I actually use all of the Microsoft email programs for different tasks:

I need Outlook to synchronize my Moto Q and Moto KRZR (actually I don’t have to use Outlook for the KRZR, but there aren’t any options for the Q).

I use Outlook Express, Windows Mail, and Windows Live Mail for various tasks; and I use Entourage on my Macs (I also use Apple iMail, but I’m haven’t drank Steve Job’s kool-aid, so I prefer to choose the program I like the best).

One of the downsides I’ve found with the Microsoft email programs in the Outlook Express, Windows Mail, Windows Live Mail family is that they’re so busy changing the name and interface that they don’t focus on making it work.

At one time Microsoft did IMAP much better than any other email reader; unfortunately, the bugs they had years ago, they still have — and most of the other email readers have gotten better.

The two problems I see over and over and over with Windows Mail (and the other’s in it’s family) deal with subscribing to IMAP folders.  Here’s some scenarios you might be familiar with:

You create a new mail folder and you get an error; you try to create it again and it tells you that it already exists, but can’t be shown.  I haven’t figured out what’s happening here, but I do know that the IMAP server creates the folder, and sets the subscribed FLAG (and that other email clients have no problem with the folder); but for some reason Windows Mail refuses to show it (and will continue to refuse to show it even if you delete the account and recreate it).

The only work around to this I’ve found is creating a folder with a single character in it’s name, and renaming it to what you want (that seems to always work — but if you recreate the account you might find that some folders aren’t listed any longer).

The other thing I’ve found that Microsoft hasn’t fixed is cleaning up the local message store (I have no clue what they do when the compact the database, but it doesn’t seem to really achieve the desired goal).  What I do here is I export my accounts, remove the accounts, shut down Windows Mail, then delete the left over message store.  Start up Windows Mail, import the accounts, and then let it re-download the information from the server.  This works well for me, since most of my messages are on a local server (for archival); and I don’t keep much on remote servers (so it really doesn’t take that long), and it keeps the size of the local cache down to something manageable (you will really notice what a poor job Microsoft does on cleaning up the local IMAP store when you defragment your disk with a tool that shows you what is going on).

To find your local data stores, you can use any of the following paths:

  • %USERPROFILE%\AppData\Local\Microsoft\Windows Mail
  • C:\Users\%USERNAME%\AppData\Local\Microsoft\Windows Mail
  • %LOCALAPPDATA%\Microsoft\Windows Mail

 The folder for the IMAP store should match the display name (well — it may be what Windows Mail originally chose for you, but the first time you do an export / import you will get the name you chose — and that’s a good reason to do this once right after creating the account).

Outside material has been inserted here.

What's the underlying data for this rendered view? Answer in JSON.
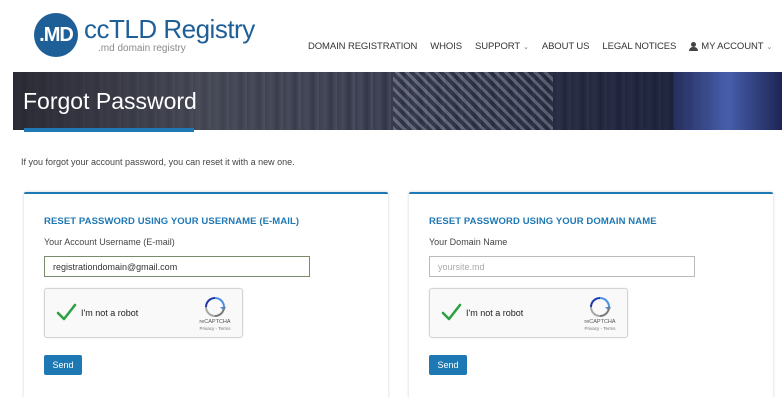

__________

If you want to know my opinion on which email program from Microsoft is the “best” — well hands down it’s Entourage.  Why they don’t use that as a model to build an email program for Windows is beyond me — and why they don’t use common code for all their email programs and actually fix the bugs they have rather than continuing to change the name and look is also beyond me.

I would say you’re better off using Mozilla Thunderbird, but it still crashes with an IMAP store as large as mine.

I guess I could just start using my Mac for all my email.  But seriously, if you know of good options I’d love to hear from you.

Originally posted 2009-02-09 01:00:35.